TASK STATEMENT: Retype all the data word for word.

::: TASK MATERIAL

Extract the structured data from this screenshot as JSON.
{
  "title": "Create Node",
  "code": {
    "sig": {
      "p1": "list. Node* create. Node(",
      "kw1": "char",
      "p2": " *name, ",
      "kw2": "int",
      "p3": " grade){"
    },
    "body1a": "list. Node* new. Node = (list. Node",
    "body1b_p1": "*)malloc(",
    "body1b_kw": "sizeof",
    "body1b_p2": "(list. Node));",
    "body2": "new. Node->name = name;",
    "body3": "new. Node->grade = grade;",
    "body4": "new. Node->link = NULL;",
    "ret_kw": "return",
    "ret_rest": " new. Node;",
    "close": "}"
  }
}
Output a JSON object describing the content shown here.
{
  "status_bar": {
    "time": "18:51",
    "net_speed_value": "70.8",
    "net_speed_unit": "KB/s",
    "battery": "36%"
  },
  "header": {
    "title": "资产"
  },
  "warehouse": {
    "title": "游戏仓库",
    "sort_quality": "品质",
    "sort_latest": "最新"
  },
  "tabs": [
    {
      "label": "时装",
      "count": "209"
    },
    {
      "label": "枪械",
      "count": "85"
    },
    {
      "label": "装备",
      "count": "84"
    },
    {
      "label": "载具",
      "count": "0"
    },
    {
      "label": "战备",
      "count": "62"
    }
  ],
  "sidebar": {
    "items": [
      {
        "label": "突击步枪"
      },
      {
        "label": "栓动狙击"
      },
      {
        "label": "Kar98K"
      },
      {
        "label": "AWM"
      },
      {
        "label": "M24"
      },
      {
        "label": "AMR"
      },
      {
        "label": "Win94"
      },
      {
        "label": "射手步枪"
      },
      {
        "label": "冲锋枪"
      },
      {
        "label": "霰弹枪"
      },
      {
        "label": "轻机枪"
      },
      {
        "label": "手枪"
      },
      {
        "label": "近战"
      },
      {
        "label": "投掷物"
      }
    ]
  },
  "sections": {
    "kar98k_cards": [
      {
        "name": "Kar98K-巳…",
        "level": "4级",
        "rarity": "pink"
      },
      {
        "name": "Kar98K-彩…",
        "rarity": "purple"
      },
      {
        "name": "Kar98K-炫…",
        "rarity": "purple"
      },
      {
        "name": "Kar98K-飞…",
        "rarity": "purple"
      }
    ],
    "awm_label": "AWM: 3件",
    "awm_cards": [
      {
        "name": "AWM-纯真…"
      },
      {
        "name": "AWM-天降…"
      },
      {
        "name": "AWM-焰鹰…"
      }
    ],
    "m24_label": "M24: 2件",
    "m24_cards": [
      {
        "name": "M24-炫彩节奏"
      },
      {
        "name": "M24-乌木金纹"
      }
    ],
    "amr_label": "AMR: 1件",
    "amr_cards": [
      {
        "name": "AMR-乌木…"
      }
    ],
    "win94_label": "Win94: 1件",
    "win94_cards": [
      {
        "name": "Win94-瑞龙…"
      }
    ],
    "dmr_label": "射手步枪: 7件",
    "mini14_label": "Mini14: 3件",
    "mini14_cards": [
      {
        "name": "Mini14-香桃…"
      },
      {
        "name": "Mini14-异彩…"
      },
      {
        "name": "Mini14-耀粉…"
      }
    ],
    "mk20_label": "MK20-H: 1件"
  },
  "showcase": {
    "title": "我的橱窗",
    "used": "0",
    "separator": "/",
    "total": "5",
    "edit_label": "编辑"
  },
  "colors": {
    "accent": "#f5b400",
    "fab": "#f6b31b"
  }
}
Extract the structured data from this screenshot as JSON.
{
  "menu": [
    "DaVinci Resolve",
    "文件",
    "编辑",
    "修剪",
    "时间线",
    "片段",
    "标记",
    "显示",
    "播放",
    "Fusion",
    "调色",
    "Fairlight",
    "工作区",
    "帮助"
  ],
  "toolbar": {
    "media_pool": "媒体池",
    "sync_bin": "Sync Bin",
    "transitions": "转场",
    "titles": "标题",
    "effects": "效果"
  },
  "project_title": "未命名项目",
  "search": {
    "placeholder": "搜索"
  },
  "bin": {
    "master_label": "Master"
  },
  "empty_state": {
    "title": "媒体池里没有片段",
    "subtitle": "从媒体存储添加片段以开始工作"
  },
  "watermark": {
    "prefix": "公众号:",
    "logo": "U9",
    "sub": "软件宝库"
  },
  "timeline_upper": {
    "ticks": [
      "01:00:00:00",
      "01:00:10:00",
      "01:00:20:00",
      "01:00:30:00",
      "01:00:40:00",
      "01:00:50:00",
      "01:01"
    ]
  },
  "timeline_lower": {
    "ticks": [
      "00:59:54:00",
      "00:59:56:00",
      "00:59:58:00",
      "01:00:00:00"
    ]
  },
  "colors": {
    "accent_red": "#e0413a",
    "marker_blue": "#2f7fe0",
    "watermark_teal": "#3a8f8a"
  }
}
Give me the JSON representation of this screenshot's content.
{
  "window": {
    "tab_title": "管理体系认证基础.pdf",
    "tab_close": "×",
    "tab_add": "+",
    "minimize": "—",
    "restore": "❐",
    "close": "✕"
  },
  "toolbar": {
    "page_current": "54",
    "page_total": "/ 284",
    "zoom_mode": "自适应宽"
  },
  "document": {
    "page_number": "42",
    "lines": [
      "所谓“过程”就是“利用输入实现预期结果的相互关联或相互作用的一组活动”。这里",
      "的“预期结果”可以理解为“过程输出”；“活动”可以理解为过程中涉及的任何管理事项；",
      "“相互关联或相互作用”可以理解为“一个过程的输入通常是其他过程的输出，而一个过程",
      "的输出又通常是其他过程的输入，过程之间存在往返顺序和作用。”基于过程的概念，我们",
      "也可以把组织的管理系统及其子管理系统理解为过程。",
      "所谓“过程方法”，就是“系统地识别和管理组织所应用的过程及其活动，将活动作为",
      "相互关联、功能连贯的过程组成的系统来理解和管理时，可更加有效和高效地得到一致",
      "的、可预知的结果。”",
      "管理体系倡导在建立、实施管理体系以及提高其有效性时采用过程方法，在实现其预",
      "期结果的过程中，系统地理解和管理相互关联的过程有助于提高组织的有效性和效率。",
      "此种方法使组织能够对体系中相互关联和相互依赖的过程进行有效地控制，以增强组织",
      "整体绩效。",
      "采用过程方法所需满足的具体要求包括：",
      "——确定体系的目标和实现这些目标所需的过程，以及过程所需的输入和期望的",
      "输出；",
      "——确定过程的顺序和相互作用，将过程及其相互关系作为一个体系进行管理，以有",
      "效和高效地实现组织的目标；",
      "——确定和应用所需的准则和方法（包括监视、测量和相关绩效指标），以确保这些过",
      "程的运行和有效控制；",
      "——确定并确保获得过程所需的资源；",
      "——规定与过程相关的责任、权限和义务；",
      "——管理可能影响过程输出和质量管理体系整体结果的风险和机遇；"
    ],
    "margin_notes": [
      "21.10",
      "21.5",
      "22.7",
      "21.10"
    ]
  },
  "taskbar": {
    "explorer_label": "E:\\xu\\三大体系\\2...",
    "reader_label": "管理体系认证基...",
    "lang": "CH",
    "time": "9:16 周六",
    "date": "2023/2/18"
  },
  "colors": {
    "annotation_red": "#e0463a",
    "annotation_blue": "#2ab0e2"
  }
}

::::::

EXERCISE OUTPUT:
Extract the structured data from this screenshot as JSON.
{
  "title": "Create Node",
  "code": {
    "sig": {
      "p1": "list. Node* create. Node(",
      "kw1": "char",
      "p2": " *name, ",
      "kw2": "int",
      "p3": " grade){"
    },
    "body1a": "list. Node* new. Node = (list. Node",
    "body1b_p1": "*)malloc(",
    "body1b_kw": "sizeof",
    "body1b_p2": "(list. Node));",
    "body2": "new. Node->name = name;",
    "body3": "new. Node->grade = grade;",
    "body4": "new. Node->link = NULL;",
    "ret_kw": "return",
    "ret_rest": " new. Node;",
    "close": "}"
  }
}
Output a JSON object describing the content shown here.
{
  "status_bar": {
    "time": "18:51",
    "net_speed_value": "70.8",
    "net_speed_unit": "KB/s",
    "battery": "36%"
  },
  "header": {
    "title": "资产"
  },
  "warehouse": {
    "title": "游戏仓库",
    "sort_quality": "品质",
    "sort_latest": "最新"
  },
  "tabs": [
    {
      "label": "时装",
      "count": "209"
    },
    {
      "label": "枪械",
      "count": "85"
    },
    {
      "label": "装备",
      "count": "84"
    },
    {
      "label": "载具",
      "count": "0"
    },
    {
      "label": "战备",
      "count": "62"
    }
  ],
  "sidebar": {
    "items": [
      {
        "label": "突击步枪"
      },
      {
        "label": "栓动狙击"
      },
      {
        "label": "Kar98K"
      },
      {
        "label": "AWM"
      },
      {
        "label": "M24"
      },
      {
        "label": "AMR"
      },
      {
        "label": "Win94"
      },
      {
        "label": "射手步枪"
      },
      {
        "label": "冲锋枪"
      },
      {
        "label": "霰弹枪"
      },
      {
        "label": "轻机枪"
      },
      {
        "label": "手枪"
      },
      {
        "label": "近战"
      },
      {
        "label": "投掷物"
      }
    ]
  },
  "sections": {
    "kar98k_cards": [
      {
        "name": "Kar98K-巳…",
        "level": "4级",
        "rarity": "pink"
      },
      {
        "name": "Kar98K-彩…",
        "rarity": "purple"
      },
      {
        "name": "Kar98K-炫…",
        "rarity": "purple"
      },
      {
        "name": "Kar98K-飞…",
        "rarity": "purple"
      }
    ],
    "awm_label": "AWM: 3件",
    "awm_cards": [
      {
        "name": "AWM-纯真…"
      },
      {
        "name": "AWM-天降…"
      },
      {
        "name": "AWM-焰鹰…"
      }
    ],
    "m24_label": "M24: 2件",
    "m24_cards": [
      {
        "name": "M24-炫彩节奏"
      },
      {
        "name": "M24-乌木金纹"
      }
    ],
    "amr_label": "AMR: 1件",
    "amr_cards": [
      {
        "name": "AMR-乌木…"
      }
    ],
    "win94_label": "Win94: 1件",
    "win94_cards": [
      {
        "name": "Win94-瑞龙…"
      }
    ],
    "dmr_label": "射手步枪: 7件",
    "mini14_label": "Mini14: 3件",
    "mini14_cards": [
      {
        "name": "Mini14-香桃…"
      },
      {
        "name": "Mini14-异彩…"
      },
      {
        "name": "Mini14-耀粉…"
      }
    ],
    "mk20_label": "MK20-H: 1件"
  },
  "showcase": {
    "title": "我的橱窗",
    "used": "0",
    "separator": "/",
    "total": "5",
    "edit_label": "编辑"
  },
  "colors": {
    "accent": "#f5b400",
    "fab": "#f6b31b"
  }
}
Extract the structured data from this screenshot as JSON.
{
  "menu": [
    "DaVinci Resolve",
    "文件",
    "编辑",
    "修剪",
    "时间线",
    "片段",
    "标记",
    "显示",
    "播放",
    "Fusion",
    "调色",
    "Fairlight",
    "工作区",
    "帮助"
  ],
  "toolbar": {
    "media_pool": "媒体池",
    "sync_bin": "Sync Bin",
    "transitions": "转场",
    "titles": "标题",
    "effects": "效果"
  },
  "project_title": "未命名项目",
  "search": {
    "placeholder": "搜索"
  },
  "bin": {
    "master_label": "Master"
  },
  "empty_state": {
    "title": "媒体池里没有片段",
    "subtitle": "从媒体存储添加片段以开始工作"
  },
  "watermark": {
    "prefix": "公众号:",
    "logo": "U9",
    "sub": "软件宝库"
  },
  "timeline_upper": {
    "ticks": [
      "01:00:00:00",
      "01:00:10:00",
      "01:00:20:00",
      "01:00:30:00",
      "01:00:40:00",
      "01:00:50:00",
      "01:01"
    ]
  },
  "timeline_lower": {
    "ticks": [
      "00:59:54:00",
      "00:59:56:00",
      "00:59:58:00",
      "01:00:00:00"
    ]
  },
  "colors": {
    "accent_red": "#e0413a",
    "marker_blue": "#2f7fe0",
    "watermark_teal": "#3a8f8a"
  }
}
Give me the JSON representation of this screenshot's content.
{
  "window": {
    "tab_title": "管理体系认证基础.pdf",
    "tab_close": "×",
    "tab_add": "+",
    "minimize": "—",
    "restore": "❐",
    "close": "✕"
  },
  "toolbar": {
    "page_current": "54",
    "page_total": "/ 284",
    "zoom_mode": "自适应宽"
  },
  "document": {
    "page_number": "42",
    "lines": [
      "所谓“过程”就是“利用输入实现预期结果的相互关联或相互作用的一组活动”。这里",
      "的“预期结果”可以理解为“过程输出”；“活动”可以理解为过程中涉及的任何管理事项；",
      "“相互关联或相互作用”可以理解为“一个过程的输入通常是其他过程的输出，而一个过程",
      "的输出又通常是其他过程的输入，过程之间存在往返顺序和作用。”基于过程的概念，我们",
      "也可以把组织的管理系统及其子管理系统理解为过程。",
      "所谓“过程方法”，就是“系统地识别和管理组织所应用的过程及其活动，将活动作为",
      "相互关联、功能连贯的过程组成的系统来理解和管理时，可更加有效和高效地得到一致",
      "的、可预知的结果。”",
      "管理体系倡导在建立、实施管理体系以及提高其有效性时采用过程方法，在实现其预",
      "期结果的过程中，系统地理解和管理相互关联的过程有助于提高组织的有效性和效率。",
      "此种方法使组织能够对体系中相互关联和相互依赖的过程进行有效地控制，以增强组织",
      "整体绩效。",
      "采用过程方法所需满足的具体要求包括：",
      "——确定体系的目标和实现这些目标所需的过程，以及过程所需的输入和期望的",
      "输出；",
      "——确定过程的顺序和相互作用，将过程及其相互关系作为一个体系进行管理，以有",
      "效和高效地实现组织的目标；",
      "——确定和应用所需的准则和方法（包括监视、测量和相关绩效指标），以确保这些过",
      "程的运行和有效控制；",
      "——确定并确保获得过程所需的资源；",
      "——规定与过程相关的责任、权限和义务；",
      "——管理可能影响过程输出和质量管理体系整体结果的风险和机遇；"
    ],
    "margin_notes": [
      "21.10",
      "21.5",
      "22.7",
      "21.10"
    ]
  },
  "taskbar": {
    "explorer_label": "E:\\xu\\三大体系\\2...",
    "reader_label": "管理体系认证基...",
    "lang": "CH",
    "time": "9:16 周六",
    "date": "2023/2/18"
  },
  "colors": {
    "annotation_red": "#e0463a",
    "annotation_blue": "#2ab0e2"
  }
}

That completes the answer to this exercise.